PeekskillBrian PJ Cronin | April 15, 2016 | Comment
Technically, Peekskill is part of Westchester County, but it’s never really quite fit in there. Since the late 1980s, when Peekskill began luring cash-strapped artists northward with economic incentives, this city of 24,000, tucked into a bend in the river, has been fresher and edgier than the rest of the county.
Metro-North stops at Peekskill’s waterfront, offering stunning views of the river and the mountains of Harriman-Bear Mountain State Park across the water as well as a sculpture garden, a playground, and even a small beach. The dining options near the waterfront are as satisfying as the views. Hudson Creamery offers flavorful scoops of Jane’s Ice Cream from Kingston and snacks from Peekskill’s own Homestyle Desserts, while Taco Dive Bar pairs wide-ranging craft beer and tequila selections with maple-glazed pork-belly tacos, chili-smothered nachos, and gluten-free pancakes with ancho-honey butter if you’re there for brunch.
The payoff of Peekskill’s longstanding commitment to the arts can be seen in its downtown cultural district, which is an easy 10-minute walk from the river. The newly restored Paramount Hudson Valley Theater, a 1930s landmark, offers diverse programming that includes big-name comedians and musicians, children’s programming, and even some dog performers. The Hudson Valley Center for Contemporary Art features the best of Peekskill’s art scene, along with well-known artists from further afield.

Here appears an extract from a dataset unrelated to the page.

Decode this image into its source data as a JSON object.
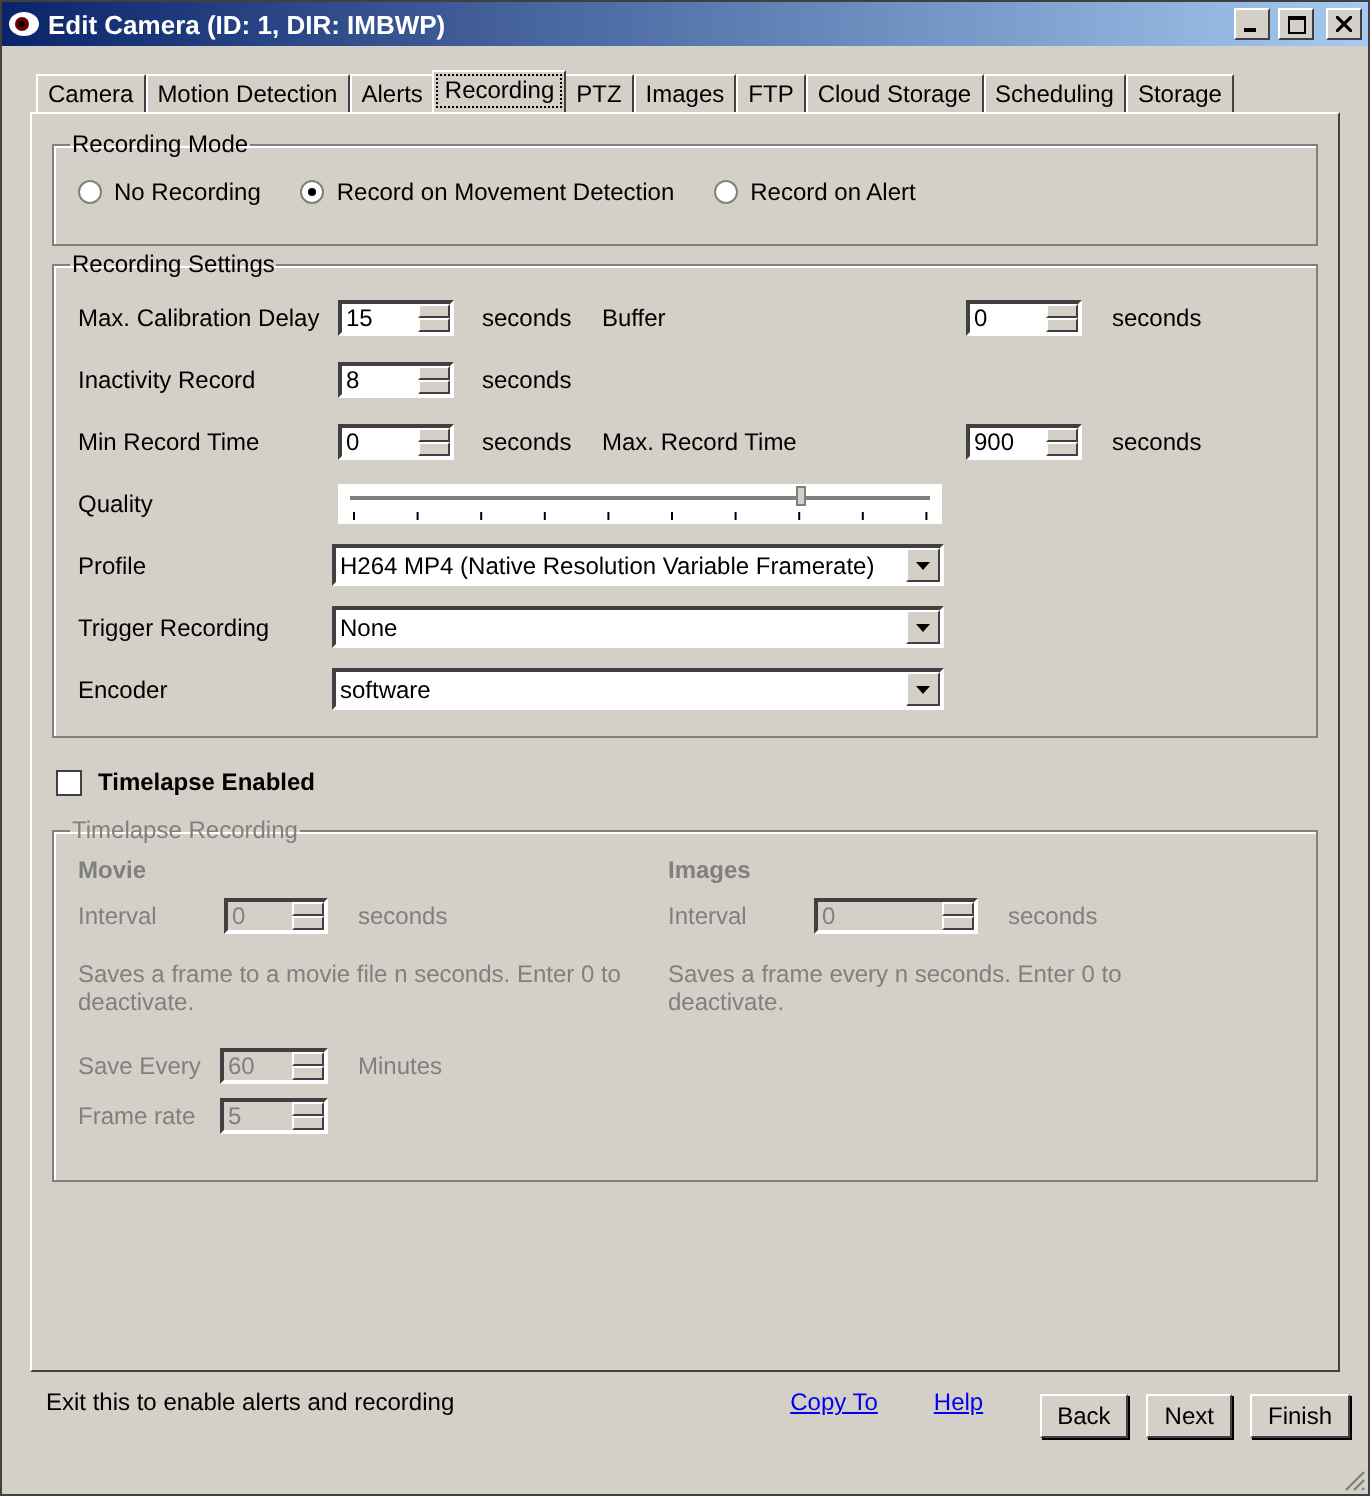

Downstairs from the celebrated Flat Iron Gallery is the 13-year-old Peekskill Coffee House, whose enormous windows make it an ideal spot to decompress and watch tourists and locals alike hum through the warren of narrow streets in this part of downtown. The quaint architecture and close density of the neighborhood make Peekskill resemble a charming French village, but just a two-minute drive away finds you in the wilds of the Blue Mountain Reservation.
Peekskill’s dining scene has finally caught up with its art scene, and on Saturday nights the restaurants are packed. Gleason’s, which opened in 2012, has built up a devoted following thanks to its tangy sourdough crust pizzas with inventive topping combos, like octopus with pesto and arugula. Down on the waterfront, Peekskill Brewery has won several medals at the Great American Beer Festival, and its draft list is endlessly inventive, as is its pub menu, which features duck prosciutto and three kinds of poutine.
Birdsall House: Craft beer gastropub specializing in locally sourced ingredients from the Hudson Valley with a large outdoor beer garden.
970 Main St, Peekskill/ (914) 930-1880
Hudson River Expeditions: Kayak, canoe, or SUP with family, colleagues, or on your own. We offer tours, rentals, sales, instructions and fitness classes.
14 Market St, Cold Springs/ (845) 809-5935
1 Annsville Cr, Peekskill/ (914) 737-1202
The Coop Arts & Antiques: An eclectic store, vintage and antiques home furnishings, lightings, artisanal fashion accessories, jewelry, soaps, cards, and kid clothes & toys.
107 S. Division St, Peekskill/ (914) 737-2194
Peekskill Coffee House: This eclectic coffee shop serves up specialty coffee made to order sweet and savory crepes, live music, trivia and free Wi-Fi.
101 S. Division St, Peekskill/ (914) 739-1287
Trinity Cruises: Departs historic Peekskill cruising north into the scenic Hudson Highlands. Sightseeing, Sunsets and Falls-Foliage Cruises. Groups, Private Charters. MTA accessible.
Riverfront Green Park, 30 Hudson Ave, Peekskill/ (914) 589-7773
Third Eye Arts: Experience a warm, friendly environment filled with unique, insightful and beautiful paintings, photographs, stained glass, mirrors, cards and much more.
108 S. Division St, Peekskill/ (914) 523-8250